[Excerpts from an interface dataset]
* * * * * * *
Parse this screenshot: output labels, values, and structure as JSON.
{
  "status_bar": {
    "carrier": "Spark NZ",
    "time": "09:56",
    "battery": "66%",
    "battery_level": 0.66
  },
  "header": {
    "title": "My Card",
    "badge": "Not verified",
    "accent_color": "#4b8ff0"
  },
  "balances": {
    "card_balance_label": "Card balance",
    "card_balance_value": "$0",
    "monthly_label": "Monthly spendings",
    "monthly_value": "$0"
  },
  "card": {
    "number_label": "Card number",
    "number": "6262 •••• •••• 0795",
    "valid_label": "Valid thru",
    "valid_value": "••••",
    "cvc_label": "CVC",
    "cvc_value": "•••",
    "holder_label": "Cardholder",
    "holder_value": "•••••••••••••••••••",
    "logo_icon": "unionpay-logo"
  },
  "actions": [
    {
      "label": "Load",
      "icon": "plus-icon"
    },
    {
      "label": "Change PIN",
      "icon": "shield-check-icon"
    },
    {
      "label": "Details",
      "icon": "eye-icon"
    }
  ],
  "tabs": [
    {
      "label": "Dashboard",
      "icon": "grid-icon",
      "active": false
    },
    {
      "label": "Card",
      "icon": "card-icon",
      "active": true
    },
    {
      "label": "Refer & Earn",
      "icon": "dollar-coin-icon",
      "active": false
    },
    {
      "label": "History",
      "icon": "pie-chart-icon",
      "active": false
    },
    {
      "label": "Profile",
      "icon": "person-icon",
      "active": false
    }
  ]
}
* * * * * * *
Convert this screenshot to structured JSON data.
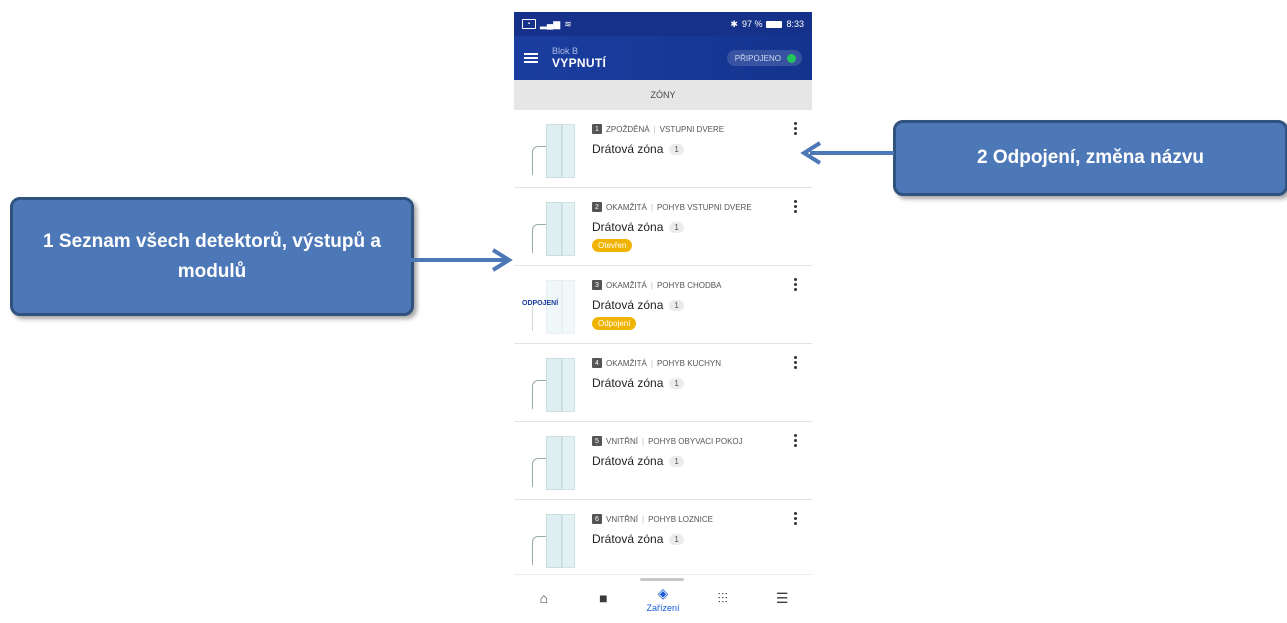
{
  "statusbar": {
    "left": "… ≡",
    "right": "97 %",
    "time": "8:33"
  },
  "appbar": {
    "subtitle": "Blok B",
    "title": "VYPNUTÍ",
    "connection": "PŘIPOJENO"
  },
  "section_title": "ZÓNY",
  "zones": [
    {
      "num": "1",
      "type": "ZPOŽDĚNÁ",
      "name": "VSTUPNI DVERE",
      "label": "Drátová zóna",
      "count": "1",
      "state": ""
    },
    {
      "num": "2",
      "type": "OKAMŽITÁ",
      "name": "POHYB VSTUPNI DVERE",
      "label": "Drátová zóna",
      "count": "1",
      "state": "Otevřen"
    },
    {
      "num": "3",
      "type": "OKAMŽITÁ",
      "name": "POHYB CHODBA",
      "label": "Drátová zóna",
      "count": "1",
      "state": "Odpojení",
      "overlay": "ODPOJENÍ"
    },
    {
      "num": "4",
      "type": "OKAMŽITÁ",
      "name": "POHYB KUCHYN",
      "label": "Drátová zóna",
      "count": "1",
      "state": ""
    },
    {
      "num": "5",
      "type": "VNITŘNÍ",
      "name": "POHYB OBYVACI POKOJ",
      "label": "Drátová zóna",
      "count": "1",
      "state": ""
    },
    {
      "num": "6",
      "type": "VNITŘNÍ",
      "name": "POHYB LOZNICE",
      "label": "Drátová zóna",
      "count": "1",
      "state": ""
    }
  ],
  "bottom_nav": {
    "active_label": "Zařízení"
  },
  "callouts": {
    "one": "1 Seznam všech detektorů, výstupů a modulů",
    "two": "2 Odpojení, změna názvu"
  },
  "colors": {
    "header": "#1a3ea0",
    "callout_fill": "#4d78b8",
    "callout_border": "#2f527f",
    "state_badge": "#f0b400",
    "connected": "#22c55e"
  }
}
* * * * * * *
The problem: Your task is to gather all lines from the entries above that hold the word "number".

Response to the exercise:
    "number_label": "Card number",
    "number": "6262 •••• •••• 0795",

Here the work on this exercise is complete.